Questions: is the insulin trapped in this pocket and will it eventually absorb in his system? Should we worry about unexpected lows, especially tonight? Anything we need to know since this is our first time experiencing this situation?
Luke @Luke123 you are right to be concerned or, even just to be more observant than usual. Personally, I’ve not experienced "a release of accumulated insulin when I’ve needed to replace an infusion device that left a lump but your assumption may be correct - I don’t use Pods.
When he eats supper, consider not to add too much “correction” to his meal bolus and then later consider if he needs a snack or bolus correction. Based on my experience - I’m NOT a licensed medical provider.
Hi @Luke123 . I hope all is well with your son now.
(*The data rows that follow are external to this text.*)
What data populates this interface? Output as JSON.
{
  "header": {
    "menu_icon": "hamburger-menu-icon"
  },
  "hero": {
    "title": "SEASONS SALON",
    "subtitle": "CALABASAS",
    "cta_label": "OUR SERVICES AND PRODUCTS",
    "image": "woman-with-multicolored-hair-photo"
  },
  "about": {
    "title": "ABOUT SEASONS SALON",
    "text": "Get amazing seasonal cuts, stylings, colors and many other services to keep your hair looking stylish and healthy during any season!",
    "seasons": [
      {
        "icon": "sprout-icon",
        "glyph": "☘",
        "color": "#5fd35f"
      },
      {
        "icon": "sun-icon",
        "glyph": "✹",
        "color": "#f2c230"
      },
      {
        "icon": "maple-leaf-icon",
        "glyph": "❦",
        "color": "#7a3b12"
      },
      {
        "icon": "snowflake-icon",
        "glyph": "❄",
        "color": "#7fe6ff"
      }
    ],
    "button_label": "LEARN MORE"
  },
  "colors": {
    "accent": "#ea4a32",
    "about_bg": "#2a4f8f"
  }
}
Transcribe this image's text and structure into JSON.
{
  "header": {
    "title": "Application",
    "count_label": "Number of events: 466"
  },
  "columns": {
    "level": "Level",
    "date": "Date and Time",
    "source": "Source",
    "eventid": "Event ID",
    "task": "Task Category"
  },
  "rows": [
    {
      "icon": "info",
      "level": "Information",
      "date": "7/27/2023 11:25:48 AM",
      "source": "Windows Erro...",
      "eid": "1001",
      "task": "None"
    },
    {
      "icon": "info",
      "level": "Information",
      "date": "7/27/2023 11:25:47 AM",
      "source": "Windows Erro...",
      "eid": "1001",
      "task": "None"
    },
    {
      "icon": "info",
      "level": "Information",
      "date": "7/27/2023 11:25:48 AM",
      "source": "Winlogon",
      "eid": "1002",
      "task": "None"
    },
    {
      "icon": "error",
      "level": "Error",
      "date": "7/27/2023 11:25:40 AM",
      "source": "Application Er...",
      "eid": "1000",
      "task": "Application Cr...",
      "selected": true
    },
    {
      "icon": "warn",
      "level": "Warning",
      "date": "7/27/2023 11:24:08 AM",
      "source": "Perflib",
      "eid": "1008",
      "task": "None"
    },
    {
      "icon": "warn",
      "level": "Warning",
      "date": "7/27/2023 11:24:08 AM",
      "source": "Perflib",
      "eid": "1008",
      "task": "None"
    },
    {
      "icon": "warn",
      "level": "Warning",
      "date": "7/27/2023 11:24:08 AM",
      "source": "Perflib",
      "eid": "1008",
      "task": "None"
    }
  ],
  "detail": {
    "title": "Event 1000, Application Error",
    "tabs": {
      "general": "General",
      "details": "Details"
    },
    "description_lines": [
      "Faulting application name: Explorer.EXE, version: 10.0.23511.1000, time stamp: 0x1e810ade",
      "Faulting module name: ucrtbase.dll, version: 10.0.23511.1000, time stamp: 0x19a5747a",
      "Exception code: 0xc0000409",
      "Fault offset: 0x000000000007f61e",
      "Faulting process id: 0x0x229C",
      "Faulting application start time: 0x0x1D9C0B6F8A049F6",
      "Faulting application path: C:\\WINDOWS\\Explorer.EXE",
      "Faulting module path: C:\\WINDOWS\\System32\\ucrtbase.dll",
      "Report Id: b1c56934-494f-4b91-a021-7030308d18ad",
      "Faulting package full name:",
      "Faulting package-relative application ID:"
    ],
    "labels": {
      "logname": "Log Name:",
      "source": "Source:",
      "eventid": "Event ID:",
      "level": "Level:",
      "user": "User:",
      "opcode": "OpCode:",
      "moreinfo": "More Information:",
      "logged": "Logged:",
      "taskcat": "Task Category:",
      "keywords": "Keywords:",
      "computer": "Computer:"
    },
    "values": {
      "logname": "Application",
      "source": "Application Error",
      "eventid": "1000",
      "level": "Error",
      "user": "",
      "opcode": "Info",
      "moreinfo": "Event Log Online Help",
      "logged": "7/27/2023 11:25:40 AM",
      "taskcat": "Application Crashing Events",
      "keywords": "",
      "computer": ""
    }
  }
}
From time to time people - not just you - post urgent questions after hours - even in the wee hours of the morning - needing medical advice on the situation they have going on. I just wanted to remind - if you have an urgent issue it’s best to contact your physician: they can give actual medical advice based on familiarity with the patient. The forum on the other hand is great for general guidance for things to consider, but it should not be taken as medical advice, and responses can be long in coming.
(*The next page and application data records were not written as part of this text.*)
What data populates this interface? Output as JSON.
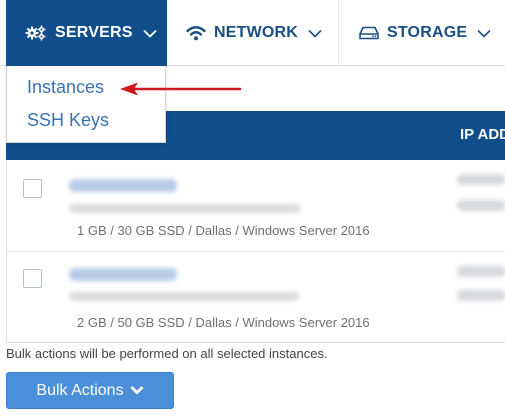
{
  "nav": {
    "servers": {
      "label": "SERVERS",
      "icon": "cogs-icon"
    },
    "network": {
      "label": "NETWORK",
      "icon": "wifi-icon"
    },
    "storage": {
      "label": "STORAGE",
      "icon": "hard-drive-icon"
    }
  },
  "dropdown": {
    "items": [
      {
        "label": "Instances"
      },
      {
        "label": "SSH Keys"
      }
    ]
  },
  "table": {
    "columns": {
      "ip": "IP ADD"
    },
    "rows": [
      {
        "spec": "1 GB / 30 GB SSD / Dallas / Windows Server 2016"
      },
      {
        "spec": "2 GB / 50 GB SSD / Dallas / Windows Server 2016"
      }
    ]
  },
  "footer": {
    "note": "Bulk actions will be performed on all selected instances.",
    "bulk_button": "Bulk Actions"
  },
  "colors": {
    "nav_active": "#104e8b",
    "nav_text": "#1a4f85",
    "link": "#3a71b5",
    "annotation_arrow": "#d0191f",
    "button": "#4a8fd8"
  }
}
A lump or bump under a pod or infusion set (for non-podders) should resolve itself, but if it doesn’t it is time to get a doctor’s opinion. There are far too many variables to help you. If a solid bump is felt, it is highly unlikely that it is filled with insulin. even a 10 unit dose is barely a drop. At 0.1 mL (10 units) is a tiny drop, smaller than a tiny pebble larger than a grain of sand. It is much more likely that a bump that you can feel is a swelling, histamine reaction such as a hive of some kind, or other problem. good luck I hope it’s nothing!
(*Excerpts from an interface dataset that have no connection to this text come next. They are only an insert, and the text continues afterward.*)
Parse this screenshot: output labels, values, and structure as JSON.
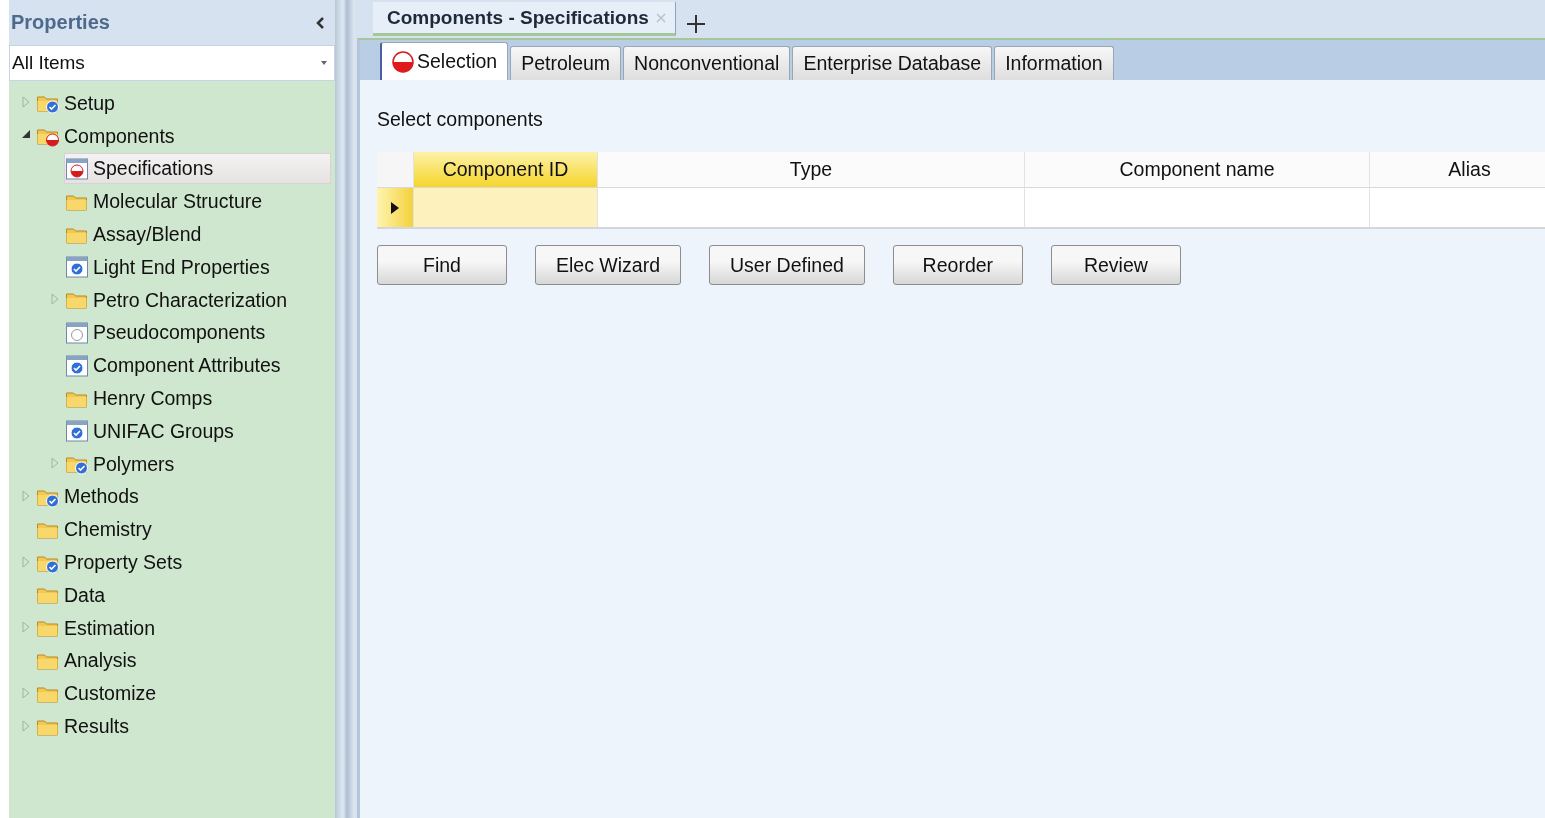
{
  "sidebar": {
    "title": "Properties",
    "filter": {
      "value": "All Items"
    },
    "tree": [
      {
        "label": "Setup",
        "kind": "folder-check",
        "expanded": false,
        "selected": false
      },
      {
        "label": "Components",
        "kind": "folder-error",
        "expanded": true,
        "selected": false,
        "children": [
          {
            "label": "Specifications",
            "kind": "form-error",
            "selected": true
          },
          {
            "label": "Molecular Structure",
            "kind": "folder",
            "selected": false
          },
          {
            "label": "Assay/Blend",
            "kind": "folder",
            "selected": false
          },
          {
            "label": "Light End Properties",
            "kind": "form-check",
            "selected": false
          },
          {
            "label": "Petro Characterization",
            "kind": "folder",
            "expanded": false,
            "selected": false
          },
          {
            "label": "Pseudocomponents",
            "kind": "form-empty",
            "selected": false
          },
          {
            "label": "Component Attributes",
            "kind": "form-check",
            "selected": false
          },
          {
            "label": "Henry Comps",
            "kind": "folder",
            "selected": false
          },
          {
            "label": "UNIFAC Groups",
            "kind": "form-check",
            "selected": false
          },
          {
            "label": "Polymers",
            "kind": "folder-check",
            "expanded": false,
            "selected": false
          }
        ]
      },
      {
        "label": "Methods",
        "kind": "folder-check",
        "expanded": false,
        "selected": false
      },
      {
        "label": "Chemistry",
        "kind": "folder",
        "selected": false
      },
      {
        "label": "Property Sets",
        "kind": "folder-check",
        "expanded": false,
        "selected": false
      },
      {
        "label": "Data",
        "kind": "folder",
        "selected": false
      },
      {
        "label": "Estimation",
        "kind": "folder",
        "expanded": false,
        "selected": false
      },
      {
        "label": "Analysis",
        "kind": "folder",
        "selected": false
      },
      {
        "label": "Customize",
        "kind": "folder",
        "expanded": false,
        "selected": false
      },
      {
        "label": "Results",
        "kind": "folder",
        "expanded": false,
        "selected": false
      }
    ]
  },
  "document_tabs": [
    {
      "label": "Components - Specifications",
      "selected": true
    }
  ],
  "tabs": [
    {
      "label": "Selection",
      "kind": "error",
      "selected": true
    },
    {
      "label": "Petroleum",
      "kind": "plain",
      "selected": false
    },
    {
      "label": "Nonconventional",
      "kind": "plain",
      "selected": false
    },
    {
      "label": "Enterprise Database",
      "kind": "plain",
      "selected": false
    },
    {
      "label": "Information",
      "kind": "plain",
      "selected": false
    }
  ],
  "section_label": "Select components",
  "grid": {
    "columns": [
      {
        "label": "Component ID",
        "current": true
      },
      {
        "label": "Type",
        "current": false
      },
      {
        "label": "Component name",
        "current": false
      },
      {
        "label": "Alias",
        "current": false
      }
    ],
    "rows": [
      {
        "current": true
      }
    ]
  },
  "buttons": [
    "Find",
    "Elec Wizard",
    "User Defined",
    "Reorder",
    "Review"
  ]
}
That means he needs a break from that specific site. The absorption isnt going to be goid their until the bump goes down. My son got that with the tslim. Just try to rotate sites nore it will go down. I also bought palmers cocoa butter a big tub. My endo can’t belive how clear my Sons skin is. She recommends to her patients now It takes all of the scars away. Makes the bumps go down faster.
@Luke123 I’ve been on Dash for a year and have frequently, more often than not, noticed a bump (sounds similar to your experience) when removing a pod. Most often it is dry except for the cannula hole which may bleed just a bit for a second or two; but I have had a few in which the bump is wet and when wiped smells of insulin. I think the former are due to when I have larger boluses for meals “puffing” up the surrounding tissue until it absorbs; the latter it think are due to a bit of “tunneling” around the cannula where the insulin isn’t absorbed and is leaking around the cannula. I’ve noticed the latter type occur when I’ve also noted a need for increased correction doses which seems confirming of the theory. However, I second @wadawabbit 's recommendation, if concerned, seek the advice of a Doc, RN, etc. with expertise about pumps; that said, not all docs are that familiar, so chose your source carefully and judge their knowledge level.